Well, before I give you my kind of crystal ball of the technology itself, I always come back to what I always say and what I've been saying for years: If you're looking at a strategy, if you're looking at how you should move forward with technology, I agree with the point of be brave. That's a really good mantra to have. Be brave, but do it in a way of what is the business objective. What is the goal? What is the aim? What do you want to achieve? What challenge do you want to meet? What opportunities do you want to grasp? What do you want to use technology to do?

So, it's not just "I need an AI strategy" or "I need a Cloud strategy." It's what is that technology that you are going to apply and use, what are you trying to achieve from it? Be really, really clear as to what you want to achieve.

As for technologies themselves, there's loads out there, but I think one that we're hearing a lot more conversation around at the moment is Edge. So, Edge computing. Again, not new, but definitely it flows into the Cloud conversation. So, as automation continues, as the internet stretches much further with the likes of OIT and 5G and beyond, how is Edge Computer - or, rather, is Edge Computing? The value that Edge can bring? How could it be appropriate to organizations in conjunction with its Cloud strategy. So, I think Edge is one I would look at.

Andy Campbell: Okay. That's super. Thank you very much, indeed. Sorry, but our time is up. Lucy, Sue, thank you so much, indeed, for your time. I really appreciate it.

I think, to sort of summarize, Sue, you did a great job there. It's not just about digital strategy, it's not Cloud strategies, it's about business strategy - and not just having that strategy, but having the clarity about how we want to go about executing it making sure we've got the right skills, the right commitment. Come back to this point about being brave. It's uncertain times, and there will be people that are going to survive, and there will be people that aren't. There are going to be people that are going to thrive, and those organizations are the ones that have got the commitment and the desire, and are willing to make some of those difficult decisions.

Thank you both so much, indeed, for your time. I hope that people watching found this of value and interest. I'm sure that they have.

A couple of things that we'll do just to wrap up: we'll send a recording of the webinar to everybody who's been here. We'll also send details of the information from Sue about what techUK have been putting together. We've got an ebook that we'll put together as well, which we'll be sending to you.

Lastly, I did touch on some benchmark research from an organization called SPI around how organizations have been impacted, and what good organizations are doing in these difficult times. Some interesting stats in there about what people have done and some of the benefits they've achieved. We'll share that out with you later on.

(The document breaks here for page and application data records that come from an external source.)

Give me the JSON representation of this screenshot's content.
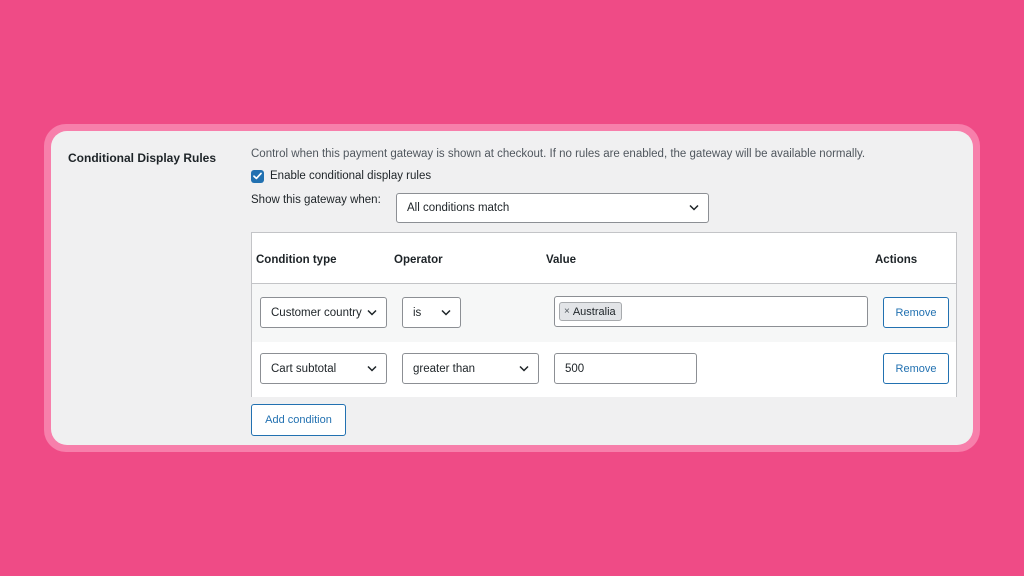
{
  "section": {
    "label": "Conditional Display Rules",
    "description": "Control when this payment gateway is shown at checkout. If no rules are enabled, the gateway will be available normally."
  },
  "enable": {
    "label": "Enable conditional display rules",
    "checked": true
  },
  "match": {
    "label": "Show this gateway when:",
    "selected": "All conditions match"
  },
  "table": {
    "headers": {
      "type": "Condition type",
      "operator": "Operator",
      "value": "Value",
      "actions": "Actions"
    },
    "rows": [
      {
        "type": "Customer country",
        "operator": "is",
        "tokens": [
          "Australia"
        ],
        "value": "",
        "remove": "Remove"
      },
      {
        "type": "Cart subtotal",
        "operator": "greater than",
        "tokens": [],
        "value": "500",
        "remove": "Remove"
      }
    ]
  },
  "add_condition": "Add condition",
  "colors": {
    "background": "#ef4b86",
    "card": "#f0f0f1",
    "accent": "#2271b1"
  }
}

But, with all that, thank you very much, indeed, for your time. Really hope you have an enjoyable day.

Thank you. Goodbye.